The Environment, Levels of Ecology and Ecosystems

An error occurred trying to load this video.

Try refreshing the page, or contact customer support.

Coming up next: Ecosystems, Habitats and Ecological Niches

You're on a roll. Keep up the good work!

Take Quiz Watch Next Lesson
Your next lesson will play in 10 seconds
  • 1:54 Organismal Ecology
  • 2:18 Population Ecology
  • 3:07 Community Ecology
  • 3:49 Ecosystem Ecology
  • 4:10 Biosphere Ecology
  • 4:34 Lesson Summary
Save Save Save

Want to watch this again later?

Log in or sign up to add this lesson to a Custom Course.

Log in or Sign up

Speed Speed

Recommended Lessons and Courses for You

Lesson Transcript
Instructor: Joshua Anderson
Do you know the difference between an environment and an ecosystem? In this lesson, you'll find out what makes an environment, and what makes an ecosystem. You'll also learn what ecology is and some of the ways that scientists study ecology using organisms, populations, communities, ecosystems and even the entire biosphere.

Principles of Ecology

Ecology is the study of the interactions between organisms and the environment they live in, which brings us to another important term that's used frequently in ecology: the environment, which is the set of conditions that surround an organism. Environmental factors include temperature, light, water, air, soil and nutrients that surround an organism. An environment can be very large and even refer to the entire Earth. An environment can also be very small. For example, the environment of an intracellular parasite can be as small as a single host cell. In most cases, when the term environment is used in the context of ecology, it refers to all the abiotic factors, or nonliving environmental factors that surround an organism.
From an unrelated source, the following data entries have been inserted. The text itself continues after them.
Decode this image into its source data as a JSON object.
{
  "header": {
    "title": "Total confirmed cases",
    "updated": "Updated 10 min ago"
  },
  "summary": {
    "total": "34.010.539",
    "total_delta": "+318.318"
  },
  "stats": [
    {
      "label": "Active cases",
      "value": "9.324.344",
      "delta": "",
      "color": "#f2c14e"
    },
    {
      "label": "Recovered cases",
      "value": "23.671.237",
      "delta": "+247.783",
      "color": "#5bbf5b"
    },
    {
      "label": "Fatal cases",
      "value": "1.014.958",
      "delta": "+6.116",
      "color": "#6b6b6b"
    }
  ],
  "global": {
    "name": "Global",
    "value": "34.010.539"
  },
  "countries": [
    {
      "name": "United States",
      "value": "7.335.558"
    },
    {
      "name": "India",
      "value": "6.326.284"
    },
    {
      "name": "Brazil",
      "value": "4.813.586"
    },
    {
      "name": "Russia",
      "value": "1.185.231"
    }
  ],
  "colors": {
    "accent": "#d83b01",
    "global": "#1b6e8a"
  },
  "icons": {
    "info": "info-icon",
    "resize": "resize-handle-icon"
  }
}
However, in the case of organisms that live inside other organisms, we can't really be strict about this particular definition because the tissue surrounding these organisms is living, but that still doesn't exclude the tissue from being a part of the environment nonetheless.

Ecology covers a wide array of interactions that are observed on a microscopic scale all the way up to a global scale. Ecology looks at how organisms interact with each other, how they are affected by their environment and how they, in turn, affect the environment that they live in. Humans, in particular, have had a huge impact on many different ecosystems, and these changes have affected not only other species, but the global environment as a whole. But before we get to all that, let's talk about the different levels of organization within ecology and touch on a few ways in which these different levels are studied by biologists.

Organismal Ecology

Here, we have a monkey, which is an example of an organism, or an individual living thing that is capable of responding to stimuli, growing, reproducing and maintaining homeostasis. The interactions that an individual organism has with its environment can be referred to as organismal ecology and is the lowest level of ecology that can be studied.

Population Ecology

All organisms in a particular geographic area that belong to the same species make up a population. Population ecology studies the interactions between a particular population and the environment. Population studies are the type of ecological study most likely to be talked about by the general public and have been a rich source of data for ecologists over the years. A population gives an ecologist a well-defined group of subjects to study whose numbers can, usually, be reasonably estimated, which gives a scientist a way to quantify their results. If population studies are done in a geographic area with a large enough number of populations, ecologists can then begin piecing together the larger ecological picture, which brings us to the next level of ecology: community ecology.

Community Ecology

A community is composed of all organisms of all species in a geographic area. A community consists of all plants, animals, fungi and single-celled organisms in whatever geographical area is being studied. Communities are comprised of so many different species of organisms that community studies are difficult to execute all at once, which is why most ecologists tend to focus on population studies. Then, when population studies from enough representative organisms are available for a particular location, the different population studies can be combined to answer questions about the community as a whole.

To unlock this lesson you must be a Member.
Create your account

Register to view this lesson

Are you a student or a teacher?

Unlock Your Education

See for yourself why 30 million people use

Become a member and start learning now.
Become a Member  Back
What teachers are saying about
Try it risk-free for 30 days

Earning College Credit

Did you know… We have over 200 college courses that prepare you to earn credit by exam that is accepted by over 1,500 colleges and universities. You can test out of the first two years of college and save thousands off your degree. Anyone can earn credit-by-exam regardless of age or education level.

To learn more, visit our Earning Credit Page

Transferring credit to the school of your choice

Not sure what college you want to attend yet? has thousands of articles about every imaginable degree, area of study and career path that can help you find the school that's right for you.

Create an account to start this course today
Try it risk-free for 30 days!
Create an account